PROBLEM TO SOLVE: Without the pictures, repeat all of the data exactly as it appears below.

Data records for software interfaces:

===============

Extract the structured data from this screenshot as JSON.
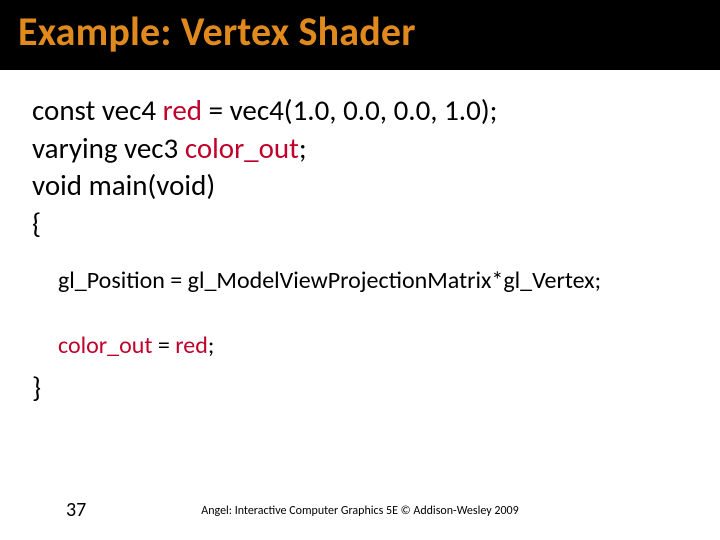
{
  "title": "Example: Vertex Shader",
  "code": {
    "l1_pre": "const vec4 ",
    "l1_var": "red",
    "l1_post": " = vec4(1.0, 0.0, 0.0, 1.0);",
    "l2_pre": "varying vec3 ",
    "l2_var": "color_out",
    "l2_post": ";",
    "l3": "void main(void)",
    "l4": "{",
    "l5": "gl_Position = gl_ModelViewProjectionMatrix*gl_Vertex;",
    "l6_var": "color_out",
    "l6_mid": " = ",
    "l6_var2": "red",
    "l6_post": ";",
    "l7": "}"
  },
  "footer": {
    "page": "37",
    "credit": "Angel: Interactive Computer Graphics 5E © Addison-Wesley 2009"
  }
}
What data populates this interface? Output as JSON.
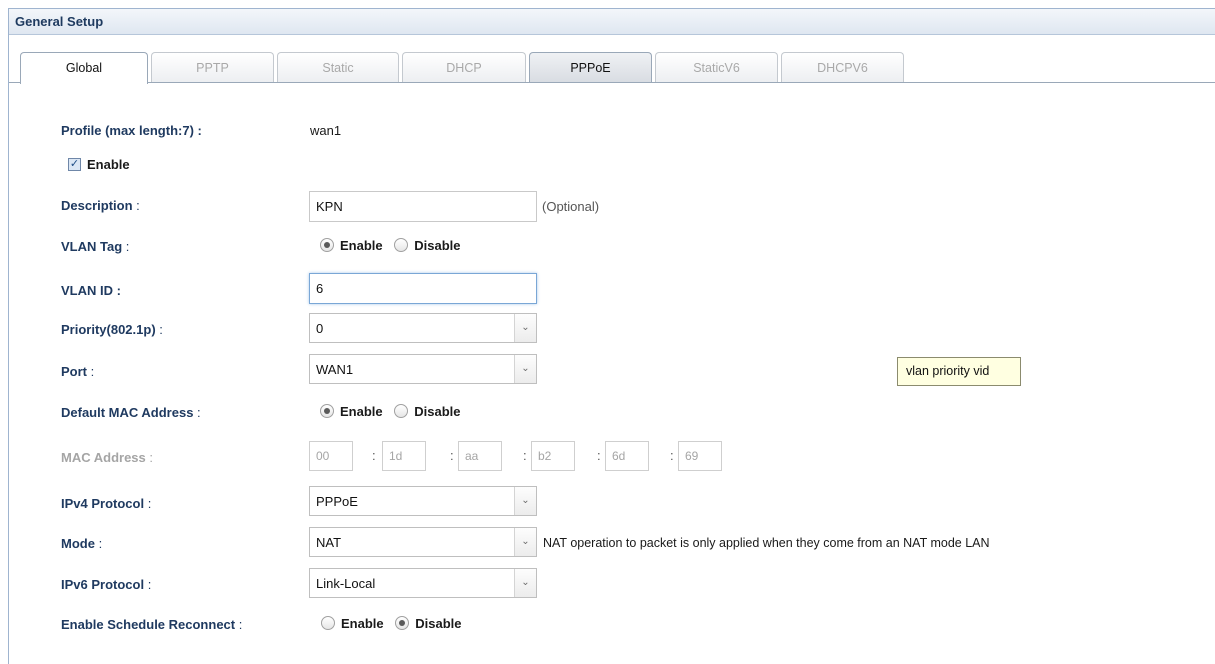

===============

RESULT:
Extract the structured data from this screenshot as JSON.
{
  "title": "Example: Vertex Shader",
  "code": {
    "l1_pre": "const vec4 ",
    "l1_var": "red",
    "l1_post": " = vec4(1.0, 0.0, 0.0, 1.0);",
    "l2_pre": "varying vec3 ",
    "l2_var": "color_out",
    "l2_post": ";",
    "l3": "void main(void)",
    "l4": "{",
    "l5": "gl_Position = gl_ModelViewProjectionMatrix*gl_Vertex;",
    "l6_var": "color_out",
    "l6_mid": " = ",
    "l6_var2": "red",
    "l6_post": ";",
    "l7": "}"
  },
  "footer": {
    "page": "37",
    "credit": "Angel: Interactive Computer Graphics 5E © Addison-Wesley 2009"
  }
}
What data populates this interface? Output as JSON.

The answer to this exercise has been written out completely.